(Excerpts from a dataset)
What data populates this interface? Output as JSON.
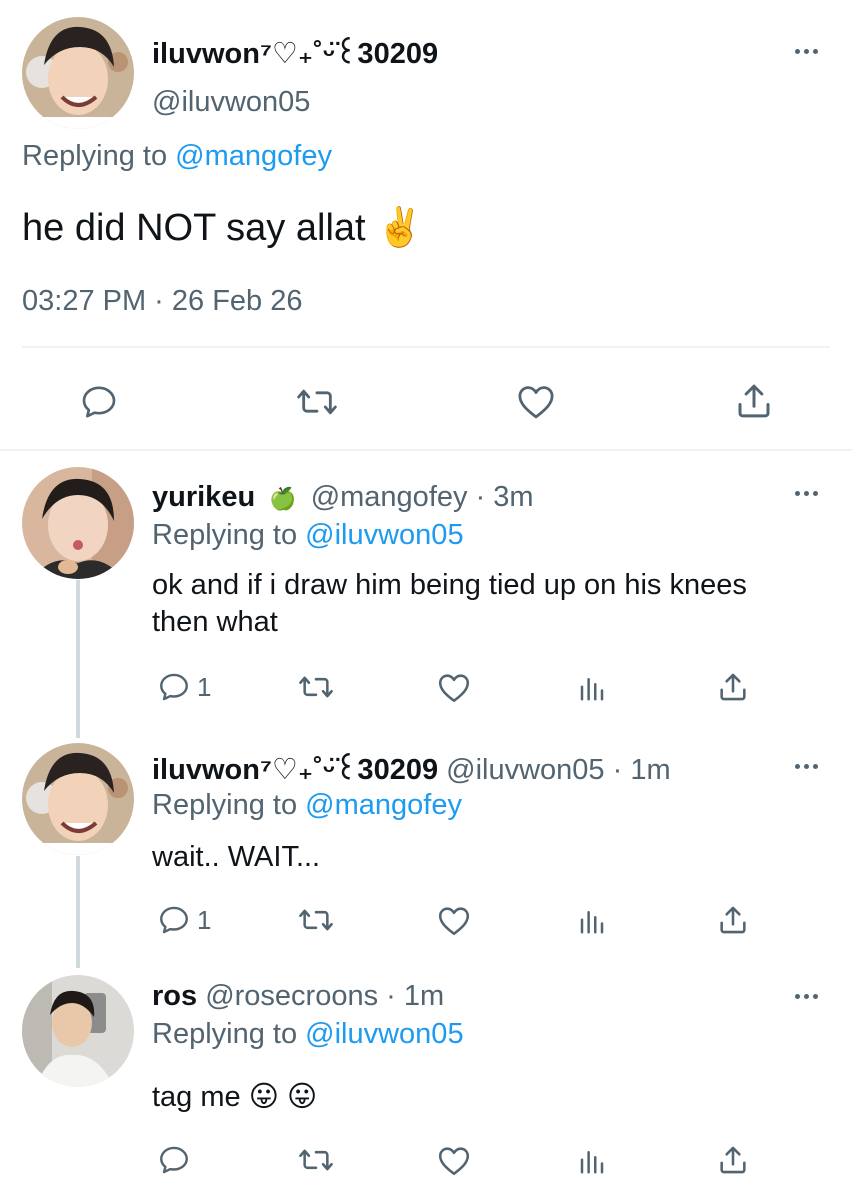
{
  "main_tweet": {
    "display_name": "iluvwon⁷♡₊˚ᵕ̈꒰30209",
    "handle": "@iluvwon05",
    "replying_prefix": "Replying to",
    "replying_to": "@mangofey",
    "text": "he did NOT say allat ✌️",
    "timestamp": "03:27 PM · 26 Feb 26",
    "actions": [
      "reply-icon",
      "retweet-icon",
      "like-icon",
      "share-icon"
    ]
  },
  "replies": [
    {
      "display_name": "yurikeu",
      "badge_emoji": "🍏",
      "handle": "@mangofey",
      "separator": "·",
      "time": "3m",
      "replying_prefix": "Replying to",
      "replying_to": "@iluvwon05",
      "text_line1": "ok and if i draw him being tied up on his knees",
      "text_line2": "then what",
      "reply_count": "1"
    },
    {
      "display_name": "iluvwon⁷♡₊˚ᵕ̈꒰30209",
      "handle": "@iluvwon05",
      "separator": "·",
      "time": "1m",
      "replying_prefix": "Replying to",
      "replying_to": "@mangofey",
      "text": "wait.. WAIT...",
      "reply_count": "1"
    },
    {
      "display_name": "ros",
      "handle": "@rosecroons",
      "separator": "·",
      "time": "1m",
      "replying_prefix": "Replying to",
      "replying_to": "@iluvwon05",
      "text": "tag me 😛 😛",
      "reply_count": ""
    }
  ],
  "colors": {
    "link": "#1d9bf0",
    "muted": "#536471",
    "text": "#0f1419",
    "divider": "#eff3f4",
    "thread_line": "#cfd9de"
  }
}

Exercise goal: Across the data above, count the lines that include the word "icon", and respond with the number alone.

Output: 4